The study, published online Monday in the journal Pediatrics, notes that nonsuicidal self-injury -- cutting or physically hurting oneself in some way -- consistently appears in about 14% to 24% percent of children, teens and young adults.
Researchers studied the top 100 videos of such acts on YouTube and found they had received more than 2 million page views. Viewers ranked some of them, some showing graphic videos or photos of injuries, as favorable.
"The nature of nonsuicidal self-injury videos on YouTube may foster normalization of nonsuicidal self-injury and may reinforce the behavior through regular viewing of nonsuicidal self-injury-themed videos," the study says. "Graphic videos showing nonsuicidal self-injury are frequently accessed and received positively by viewers." Here's an abstract of the study.

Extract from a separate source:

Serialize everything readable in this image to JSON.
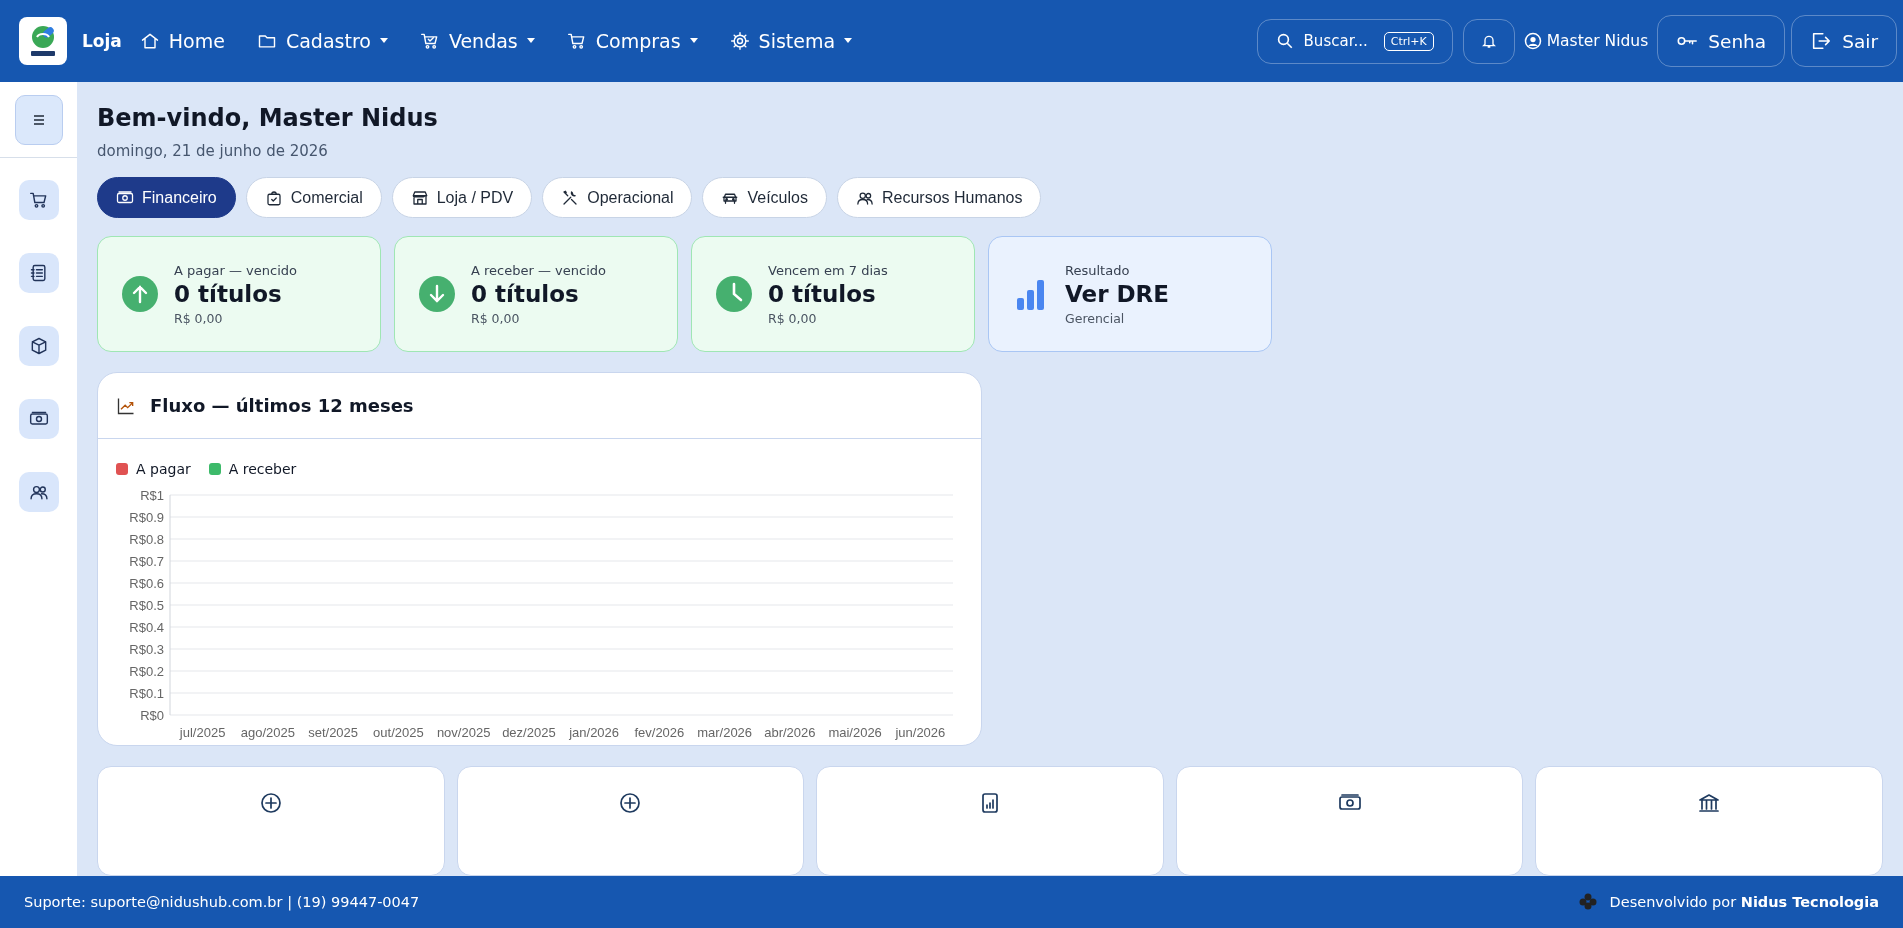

Clearly, fascination with these videos and whether this encourages others to take part needs to be examined more closely. HelpGuide.org offers a guide that says:
"Cutting and self-harm are often ways to express deep distress and cope with painful memories. And although you may want to stop, you may not know how to begin. Understanding why you self-harm can be a vital first step toward your recovery."
Some may think, "Eh, a few scars never hurt anyone." THAT, you should hesitate about.